■ What to produce:
The response must contain every line from the records below that has "创建小金库".

■ Listed entries:
#####

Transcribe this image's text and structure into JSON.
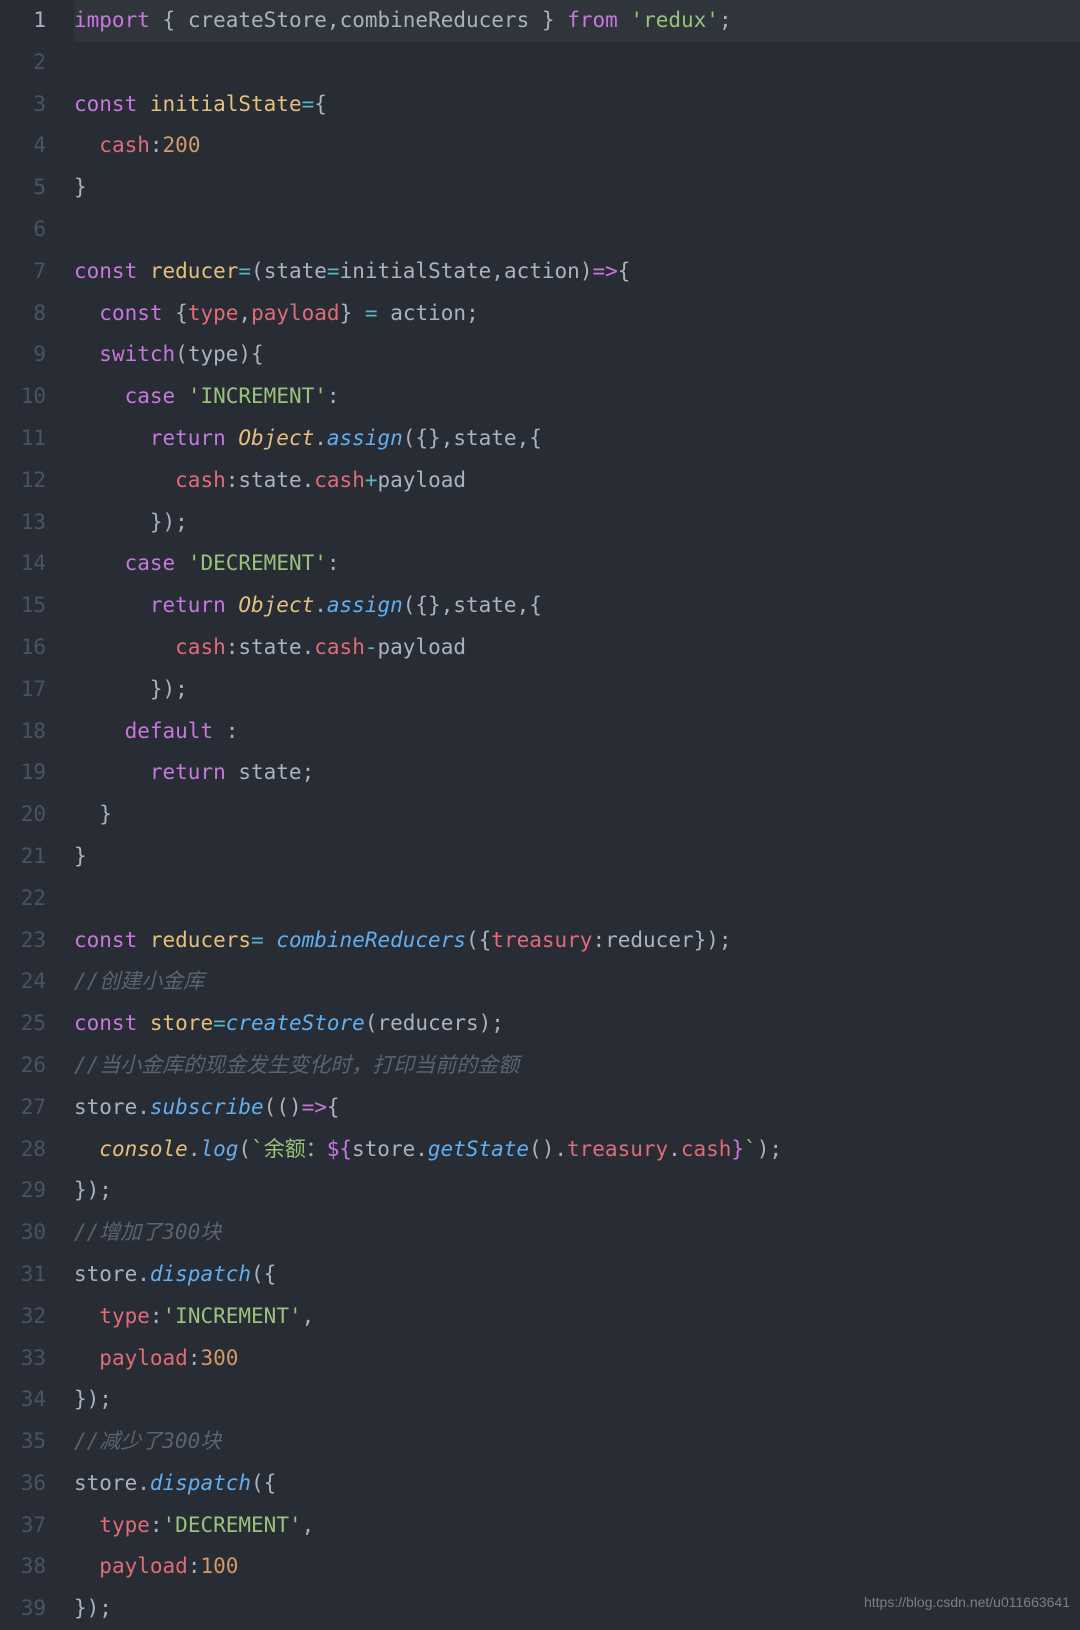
{
  "watermark": "https://blog.csdn.net/u011663641",
  "active_line_index": 0,
  "gutter": [
    "1",
    "2",
    "3",
    "4",
    "5",
    "6",
    "7",
    "8",
    "9",
    "10",
    "11",
    "12",
    "13",
    "14",
    "15",
    "16",
    "17",
    "18",
    "19",
    "20",
    "21",
    "22",
    "23",
    "24",
    "25",
    "26",
    "27",
    "28",
    "29",
    "30",
    "31",
    "32",
    "33",
    "34",
    "35",
    "36",
    "37",
    "38",
    "39"
  ],
  "code": {
    "plain_source": "import { createStore,combineReducers } from 'redux';\n\nconst initialState={\n  cash:200\n}\n\nconst reducer=(state=initialState,action)=>{\n  const {type,payload} = action;\n  switch(type){\n    case 'INCREMENT':\n      return Object.assign({},state,{\n        cash:state.cash+payload\n      });\n    case 'DECREMENT':\n      return Object.assign({},state,{\n        cash:state.cash-payload\n      });\n    default :\n      return state;\n  }\n}\n\nconst reducers= combineReducers({treasury:reducer});\n//创建小金库\nconst store=createStore(reducers);\n//当小金库的现金发生变化时，打印当前的金额\nstore.subscribe(()=>{\n  console.log(`余额：${store.getState().treasury.cash}`);\n});\n//增加了300块\nstore.dispatch({\n  type:'INCREMENT',\n  payload:300\n});\n//减少了300块\nstore.dispatch({\n  type:'DECREMENT',\n  payload:100\n});",
    "lines": [
      {
        "hl": true,
        "tokens": [
          [
            "kw",
            "import"
          ],
          [
            "def",
            " "
          ],
          [
            "def",
            "{"
          ],
          [
            "def",
            " "
          ],
          [
            "def",
            "createStore"
          ],
          [
            "def",
            ","
          ],
          [
            "def",
            "combineReducers"
          ],
          [
            "def",
            " "
          ],
          [
            "def",
            "}"
          ],
          [
            "def",
            " "
          ],
          [
            "kw",
            "from"
          ],
          [
            "def",
            " "
          ],
          [
            "str",
            "'redux'"
          ],
          [
            "def",
            ";"
          ]
        ]
      },
      {
        "tokens": []
      },
      {
        "tokens": [
          [
            "kw",
            "const"
          ],
          [
            "def",
            " "
          ],
          [
            "id",
            "initialState"
          ],
          [
            "op",
            "="
          ],
          [
            "def",
            "{"
          ]
        ]
      },
      {
        "tokens": [
          [
            "def",
            "  "
          ],
          [
            "prop",
            "cash"
          ],
          [
            "def",
            ":"
          ],
          [
            "num",
            "200"
          ]
        ]
      },
      {
        "tokens": [
          [
            "def",
            "}"
          ]
        ]
      },
      {
        "tokens": []
      },
      {
        "tokens": [
          [
            "kw",
            "const"
          ],
          [
            "def",
            " "
          ],
          [
            "id",
            "reducer"
          ],
          [
            "op",
            "="
          ],
          [
            "def",
            "("
          ],
          [
            "pl",
            "state"
          ],
          [
            "op",
            "="
          ],
          [
            "def",
            "initialState"
          ],
          [
            "def",
            ","
          ],
          [
            "pl",
            "action"
          ],
          [
            "def",
            ")"
          ],
          [
            "kw",
            "=>"
          ],
          [
            "def",
            "{"
          ]
        ]
      },
      {
        "tokens": [
          [
            "def",
            "  "
          ],
          [
            "kw",
            "const"
          ],
          [
            "def",
            " "
          ],
          [
            "def",
            "{"
          ],
          [
            "prop",
            "type"
          ],
          [
            "def",
            ","
          ],
          [
            "prop",
            "payload"
          ],
          [
            "def",
            "}"
          ],
          [
            "def",
            " "
          ],
          [
            "op",
            "="
          ],
          [
            "def",
            " action"
          ],
          [
            "def",
            ";"
          ]
        ]
      },
      {
        "tokens": [
          [
            "def",
            "  "
          ],
          [
            "kw",
            "switch"
          ],
          [
            "def",
            "("
          ],
          [
            "def",
            "type"
          ],
          [
            "def",
            "){"
          ]
        ]
      },
      {
        "tokens": [
          [
            "def",
            "    "
          ],
          [
            "kw",
            "case"
          ],
          [
            "def",
            " "
          ],
          [
            "str",
            "'INCREMENT'"
          ],
          [
            "def",
            ":"
          ]
        ]
      },
      {
        "tokens": [
          [
            "def",
            "      "
          ],
          [
            "kw",
            "return"
          ],
          [
            "def",
            " "
          ],
          [
            "obj",
            "Object"
          ],
          [
            "def",
            "."
          ],
          [
            "fn",
            "assign"
          ],
          [
            "def",
            "({}"
          ],
          [
            "def",
            ","
          ],
          [
            "def",
            "state"
          ],
          [
            "def",
            ","
          ],
          [
            "def",
            "{"
          ]
        ]
      },
      {
        "tokens": [
          [
            "def",
            "        "
          ],
          [
            "prop",
            "cash"
          ],
          [
            "def",
            ":"
          ],
          [
            "def",
            "state"
          ],
          [
            "def",
            "."
          ],
          [
            "prop",
            "cash"
          ],
          [
            "op",
            "+"
          ],
          [
            "def",
            "payload"
          ]
        ]
      },
      {
        "tokens": [
          [
            "def",
            "      });"
          ]
        ]
      },
      {
        "tokens": [
          [
            "def",
            "    "
          ],
          [
            "kw",
            "case"
          ],
          [
            "def",
            " "
          ],
          [
            "str",
            "'DECREMENT'"
          ],
          [
            "def",
            ":"
          ]
        ]
      },
      {
        "tokens": [
          [
            "def",
            "      "
          ],
          [
            "kw",
            "return"
          ],
          [
            "def",
            " "
          ],
          [
            "obj",
            "Object"
          ],
          [
            "def",
            "."
          ],
          [
            "fn",
            "assign"
          ],
          [
            "def",
            "({}"
          ],
          [
            "def",
            ","
          ],
          [
            "def",
            "state"
          ],
          [
            "def",
            ","
          ],
          [
            "def",
            "{"
          ]
        ]
      },
      {
        "tokens": [
          [
            "def",
            "        "
          ],
          [
            "prop",
            "cash"
          ],
          [
            "def",
            ":"
          ],
          [
            "def",
            "state"
          ],
          [
            "def",
            "."
          ],
          [
            "prop",
            "cash"
          ],
          [
            "op",
            "-"
          ],
          [
            "def",
            "payload"
          ]
        ]
      },
      {
        "tokens": [
          [
            "def",
            "      });"
          ]
        ]
      },
      {
        "tokens": [
          [
            "def",
            "    "
          ],
          [
            "kw",
            "default"
          ],
          [
            "def",
            " :"
          ]
        ]
      },
      {
        "tokens": [
          [
            "def",
            "      "
          ],
          [
            "kw",
            "return"
          ],
          [
            "def",
            " state"
          ],
          [
            "def",
            ";"
          ]
        ]
      },
      {
        "tokens": [
          [
            "def",
            "  }"
          ]
        ]
      },
      {
        "tokens": [
          [
            "def",
            "}"
          ]
        ]
      },
      {
        "tokens": []
      },
      {
        "tokens": [
          [
            "kw",
            "const"
          ],
          [
            "def",
            " "
          ],
          [
            "id",
            "reducers"
          ],
          [
            "op",
            "="
          ],
          [
            "def",
            " "
          ],
          [
            "fn",
            "combineReducers"
          ],
          [
            "def",
            "({"
          ],
          [
            "prop",
            "treasury"
          ],
          [
            "def",
            ":"
          ],
          [
            "def",
            "reducer"
          ],
          [
            "def",
            "});"
          ]
        ]
      },
      {
        "tokens": [
          [
            "cmt",
            "//创建小金库"
          ]
        ]
      },
      {
        "tokens": [
          [
            "kw",
            "const"
          ],
          [
            "def",
            " "
          ],
          [
            "id",
            "store"
          ],
          [
            "op",
            "="
          ],
          [
            "fn",
            "createStore"
          ],
          [
            "def",
            "("
          ],
          [
            "def",
            "reducers"
          ],
          [
            "def",
            ");"
          ]
        ]
      },
      {
        "tokens": [
          [
            "cmt",
            "//当小金库的现金发生变化时，打印当前的金额"
          ]
        ]
      },
      {
        "tokens": [
          [
            "def",
            "store"
          ],
          [
            "def",
            "."
          ],
          [
            "fn",
            "subscribe"
          ],
          [
            "def",
            "(()"
          ],
          [
            "kw",
            "=>"
          ],
          [
            "def",
            "{"
          ]
        ]
      },
      {
        "tokens": [
          [
            "def",
            "  "
          ],
          [
            "obj",
            "console"
          ],
          [
            "def",
            "."
          ],
          [
            "fn",
            "log"
          ],
          [
            "def",
            "("
          ],
          [
            "str",
            "`余额："
          ],
          [
            "kw",
            "${"
          ],
          [
            "def",
            "store"
          ],
          [
            "def",
            "."
          ],
          [
            "fn",
            "getState"
          ],
          [
            "def",
            "()"
          ],
          [
            "def",
            "."
          ],
          [
            "prop",
            "treasury"
          ],
          [
            "def",
            "."
          ],
          [
            "prop",
            "cash"
          ],
          [
            "kw",
            "}"
          ],
          [
            "str",
            "`"
          ],
          [
            "def",
            ");"
          ]
        ]
      },
      {
        "tokens": [
          [
            "def",
            "});"
          ]
        ]
      },
      {
        "tokens": [
          [
            "cmt",
            "//增加了300块"
          ]
        ]
      },
      {
        "tokens": [
          [
            "def",
            "store"
          ],
          [
            "def",
            "."
          ],
          [
            "fn",
            "dispatch"
          ],
          [
            "def",
            "({"
          ]
        ]
      },
      {
        "tokens": [
          [
            "def",
            "  "
          ],
          [
            "prop",
            "type"
          ],
          [
            "def",
            ":"
          ],
          [
            "str",
            "'INCREMENT'"
          ],
          [
            "def",
            ","
          ]
        ]
      },
      {
        "tokens": [
          [
            "def",
            "  "
          ],
          [
            "prop",
            "payload"
          ],
          [
            "def",
            ":"
          ],
          [
            "num",
            "300"
          ]
        ]
      },
      {
        "tokens": [
          [
            "def",
            "});"
          ]
        ]
      },
      {
        "tokens": [
          [
            "cmt",
            "//减少了300块"
          ]
        ]
      },
      {
        "tokens": [
          [
            "def",
            "store"
          ],
          [
            "def",
            "."
          ],
          [
            "fn",
            "dispatch"
          ],
          [
            "def",
            "({"
          ]
        ]
      },
      {
        "tokens": [
          [
            "def",
            "  "
          ],
          [
            "prop",
            "type"
          ],
          [
            "def",
            ":"
          ],
          [
            "str",
            "'DECREMENT'"
          ],
          [
            "def",
            ","
          ]
        ]
      },
      {
        "tokens": [
          [
            "def",
            "  "
          ],
          [
            "prop",
            "payload"
          ],
          [
            "def",
            ":"
          ],
          [
            "num",
            "100"
          ]
        ]
      },
      {
        "tokens": [
          [
            "def",
            "});"
          ]
        ]
      }
    ]
  }
}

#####

■ Written answer:
    "plain_source": "import { createStore,combineReducers } from 'redux';\n\nconst initialState={\n  cash:200\n}\n\nconst reducer=(state=initialState,action)=>{\n  const {type,payload} = action;\n  switch(type){\n    case 'INCREMENT':\n      return Object.assign({},state,{\n        cash:state.cash+payload\n      });\n    case 'DECREMENT':\n      return Object.assign({},state,{\n        cash:state.cash-payload\n      });\n    default :\n      return state;\n  }\n}\n\nconst reducers= combineReducers({treasury:reducer});\n//创建小金库\nconst store=createStore(reducers);\n//当小金库的现金发生变化时，打印当前的金额\nstore.subscribe(()=>{\n  console.log(`余额：${store.getState().treasury.cash}`);\n});\n//增加了300块\nstore.dispatch({\n  type:'INCREMENT',\n  payload:300\n});\n//减少了300块\nstore.dispatch({\n  type:'DECREMENT',\n  payload:100\n});",
            "//创建小金库"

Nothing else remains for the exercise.